As we prepared this issue of For All at the end of 2020, I drafted this
letter knowing it wouldn’t circulate until spring of 2021. Certainly,
2020 taught us to be careful about being too confident of what lies
a few months ahead. However, the more enduring lesson from
2020 is the urgent need to advance economic inclusion, in a way
that allows real change to arrive quickly.
When I joined the Institute—just two years ago—I knew our
mission was critically important, but I expected that we’d need to compete to make
sure our focus issues received attention amid other priorities for policymakers.
Instead, 2020 brought an all-hands-on-deck urgency to addressing systemic
exclusion of Black, Brown, and Indigenous communities from our economy’s
growth and potential. For a research effort like the Institute, this urgency challenges
us to find new ways of working. As
the pandemic demonstrated, we must
acknowledge that the critical inquiry
research demands can feel slow to provide
answers. Vaccines and other medical
advances were developed in truly record time. Yet, as we lived through pandemic
deaths and economic damage, we all wished for quicker solutions.
The pandemic also reminded us of how important it is to do the hard work that

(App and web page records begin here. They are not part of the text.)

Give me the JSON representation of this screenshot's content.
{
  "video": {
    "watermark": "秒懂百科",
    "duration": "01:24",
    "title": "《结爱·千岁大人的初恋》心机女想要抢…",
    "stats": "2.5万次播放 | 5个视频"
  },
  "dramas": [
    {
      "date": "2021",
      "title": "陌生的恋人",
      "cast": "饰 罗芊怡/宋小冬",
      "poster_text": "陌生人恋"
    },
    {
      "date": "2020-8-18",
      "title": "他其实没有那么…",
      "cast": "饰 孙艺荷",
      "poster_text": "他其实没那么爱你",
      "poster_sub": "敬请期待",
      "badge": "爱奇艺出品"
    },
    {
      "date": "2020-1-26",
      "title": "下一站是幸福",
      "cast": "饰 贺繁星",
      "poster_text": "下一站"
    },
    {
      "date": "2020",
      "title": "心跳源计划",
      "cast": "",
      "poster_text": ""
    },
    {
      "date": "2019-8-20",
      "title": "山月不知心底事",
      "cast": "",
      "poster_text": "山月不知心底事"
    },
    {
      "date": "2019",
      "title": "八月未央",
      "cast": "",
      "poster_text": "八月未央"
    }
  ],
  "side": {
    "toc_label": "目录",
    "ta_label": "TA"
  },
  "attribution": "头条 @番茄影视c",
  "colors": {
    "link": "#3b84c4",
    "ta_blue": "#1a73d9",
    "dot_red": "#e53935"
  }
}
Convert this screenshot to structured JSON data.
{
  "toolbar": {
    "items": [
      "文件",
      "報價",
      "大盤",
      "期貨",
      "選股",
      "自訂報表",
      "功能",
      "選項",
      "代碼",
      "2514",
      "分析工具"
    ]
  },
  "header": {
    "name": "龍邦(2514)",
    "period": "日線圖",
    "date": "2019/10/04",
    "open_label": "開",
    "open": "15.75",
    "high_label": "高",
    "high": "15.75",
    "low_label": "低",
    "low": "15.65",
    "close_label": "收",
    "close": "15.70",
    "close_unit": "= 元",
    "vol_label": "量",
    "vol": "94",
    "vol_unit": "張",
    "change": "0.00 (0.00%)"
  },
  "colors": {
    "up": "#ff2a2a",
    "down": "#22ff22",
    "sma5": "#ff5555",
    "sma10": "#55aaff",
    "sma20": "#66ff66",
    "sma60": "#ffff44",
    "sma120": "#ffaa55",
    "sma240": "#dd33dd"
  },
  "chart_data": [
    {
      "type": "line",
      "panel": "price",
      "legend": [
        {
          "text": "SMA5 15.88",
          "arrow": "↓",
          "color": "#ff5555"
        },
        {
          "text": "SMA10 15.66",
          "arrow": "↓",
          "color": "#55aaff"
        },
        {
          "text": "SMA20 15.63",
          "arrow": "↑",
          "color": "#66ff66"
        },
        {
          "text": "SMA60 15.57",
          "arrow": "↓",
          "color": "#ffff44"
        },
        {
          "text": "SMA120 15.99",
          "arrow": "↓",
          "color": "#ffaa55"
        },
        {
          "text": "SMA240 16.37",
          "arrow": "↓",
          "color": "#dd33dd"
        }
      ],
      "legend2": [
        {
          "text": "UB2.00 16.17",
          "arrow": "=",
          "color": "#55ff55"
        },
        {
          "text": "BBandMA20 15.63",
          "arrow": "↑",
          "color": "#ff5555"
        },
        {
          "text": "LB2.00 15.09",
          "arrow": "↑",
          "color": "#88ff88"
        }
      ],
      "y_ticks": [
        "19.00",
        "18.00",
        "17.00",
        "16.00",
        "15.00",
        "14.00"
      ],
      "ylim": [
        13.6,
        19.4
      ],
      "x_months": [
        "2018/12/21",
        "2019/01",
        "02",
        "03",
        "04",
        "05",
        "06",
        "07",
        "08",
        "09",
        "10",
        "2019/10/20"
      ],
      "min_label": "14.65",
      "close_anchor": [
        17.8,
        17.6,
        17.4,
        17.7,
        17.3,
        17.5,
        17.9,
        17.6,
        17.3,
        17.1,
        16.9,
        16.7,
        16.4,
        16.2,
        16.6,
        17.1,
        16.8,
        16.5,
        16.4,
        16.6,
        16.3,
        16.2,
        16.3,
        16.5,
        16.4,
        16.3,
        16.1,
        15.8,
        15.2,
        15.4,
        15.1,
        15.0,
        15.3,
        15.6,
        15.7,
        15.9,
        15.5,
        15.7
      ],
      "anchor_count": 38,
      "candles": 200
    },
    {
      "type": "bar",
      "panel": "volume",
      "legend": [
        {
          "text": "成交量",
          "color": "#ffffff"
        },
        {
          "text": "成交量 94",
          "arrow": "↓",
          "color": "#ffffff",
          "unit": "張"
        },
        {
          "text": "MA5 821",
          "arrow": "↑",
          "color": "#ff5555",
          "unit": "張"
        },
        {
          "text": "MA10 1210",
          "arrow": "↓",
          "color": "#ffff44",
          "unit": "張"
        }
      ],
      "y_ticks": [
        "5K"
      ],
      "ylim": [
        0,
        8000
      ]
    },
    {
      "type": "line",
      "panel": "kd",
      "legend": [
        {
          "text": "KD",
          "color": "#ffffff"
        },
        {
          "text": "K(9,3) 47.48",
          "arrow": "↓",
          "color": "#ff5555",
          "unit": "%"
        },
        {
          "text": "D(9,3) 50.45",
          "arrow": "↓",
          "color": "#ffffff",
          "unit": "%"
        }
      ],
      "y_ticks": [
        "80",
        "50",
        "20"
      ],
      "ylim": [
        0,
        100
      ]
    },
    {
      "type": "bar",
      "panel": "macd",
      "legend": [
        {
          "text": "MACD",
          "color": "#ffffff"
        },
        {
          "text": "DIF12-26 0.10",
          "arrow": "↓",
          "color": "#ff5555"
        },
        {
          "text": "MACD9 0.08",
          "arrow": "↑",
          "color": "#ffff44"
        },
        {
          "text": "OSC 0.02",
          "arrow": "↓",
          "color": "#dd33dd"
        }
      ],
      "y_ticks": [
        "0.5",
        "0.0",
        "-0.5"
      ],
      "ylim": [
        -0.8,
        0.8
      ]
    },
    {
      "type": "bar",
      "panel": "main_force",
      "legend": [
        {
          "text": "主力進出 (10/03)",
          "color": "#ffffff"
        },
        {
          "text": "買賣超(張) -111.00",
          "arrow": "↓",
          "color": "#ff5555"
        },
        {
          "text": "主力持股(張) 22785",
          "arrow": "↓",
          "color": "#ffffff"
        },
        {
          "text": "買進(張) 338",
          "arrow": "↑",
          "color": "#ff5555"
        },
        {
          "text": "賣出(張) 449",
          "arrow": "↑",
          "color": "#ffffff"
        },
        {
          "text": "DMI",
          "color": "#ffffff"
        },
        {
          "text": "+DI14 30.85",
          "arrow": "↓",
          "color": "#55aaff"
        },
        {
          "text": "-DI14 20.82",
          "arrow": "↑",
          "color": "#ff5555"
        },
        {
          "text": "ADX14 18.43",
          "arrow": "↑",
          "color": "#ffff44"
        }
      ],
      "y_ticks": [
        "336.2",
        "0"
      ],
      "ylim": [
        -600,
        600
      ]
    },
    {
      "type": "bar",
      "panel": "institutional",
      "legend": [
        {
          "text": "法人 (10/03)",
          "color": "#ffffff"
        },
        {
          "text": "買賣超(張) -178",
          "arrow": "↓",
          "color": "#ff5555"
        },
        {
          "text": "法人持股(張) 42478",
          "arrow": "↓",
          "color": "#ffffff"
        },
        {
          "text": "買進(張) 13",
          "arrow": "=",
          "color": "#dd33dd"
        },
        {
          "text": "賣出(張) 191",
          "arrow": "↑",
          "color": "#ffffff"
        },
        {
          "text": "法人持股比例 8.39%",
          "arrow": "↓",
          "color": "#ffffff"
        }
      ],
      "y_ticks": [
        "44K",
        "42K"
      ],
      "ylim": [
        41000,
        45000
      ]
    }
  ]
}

the best scholarship requires. Repeatedly, in-depth research showed us that our
first instincts and observations about the pandemic were wrong. Sometimes early
research was wrong too. But, ultimately, this process gives us evidence we can act on.
Abigail Wozniak is the director of
the Opportunity & Inclusive Growth
Institute and a senior research
economist at the Minneapolis Fed.
What does this process look like when it works best? It starts with a clear goal.
Then it asks good questions about how to reach that goal, connects with the right
people to answer them, and shares insights in a way that ensures they are used.
I’m proud that our plans for 2021 work toward this ideal. To make sure we’re
asking the right questions, we’re looking at how a major source of guidance for the
Fed—the economics profession—can eliminate racist influence and assumptions
from its work. We looked to our April event for the Fed’s “Racism and the Economy”
series, “Focus on the Economics Profession,” to provide important guidance on
this. Our interdisciplinary advisory board and diverse visiting scholars program are
both in their fifth year. They are critical to helping the Institute connect with experts
who can bring a range of tools and perspectives to big questions about how to foster
opportunity and economic inclusion. And we’re launching a robust communications
effort in 2021 to make sure a broad range of community leaders and decision
makers can benefit from the research we connect with.
In both of our 2021 issues of For All, we’re starting with the first part of that process
and taking a closer look at the Institute’s goals. We’ll focus on what inclusive
growth looks like in this issue and on opportunity in the fall issue. I’m excited to
share conversations between our Institute economists and advisors on what defines
inclusive growth in “The Myth of the Rising Tide.”
I’m grateful for your attention to our work. I look forward to sharing the new
insights 2021 brings.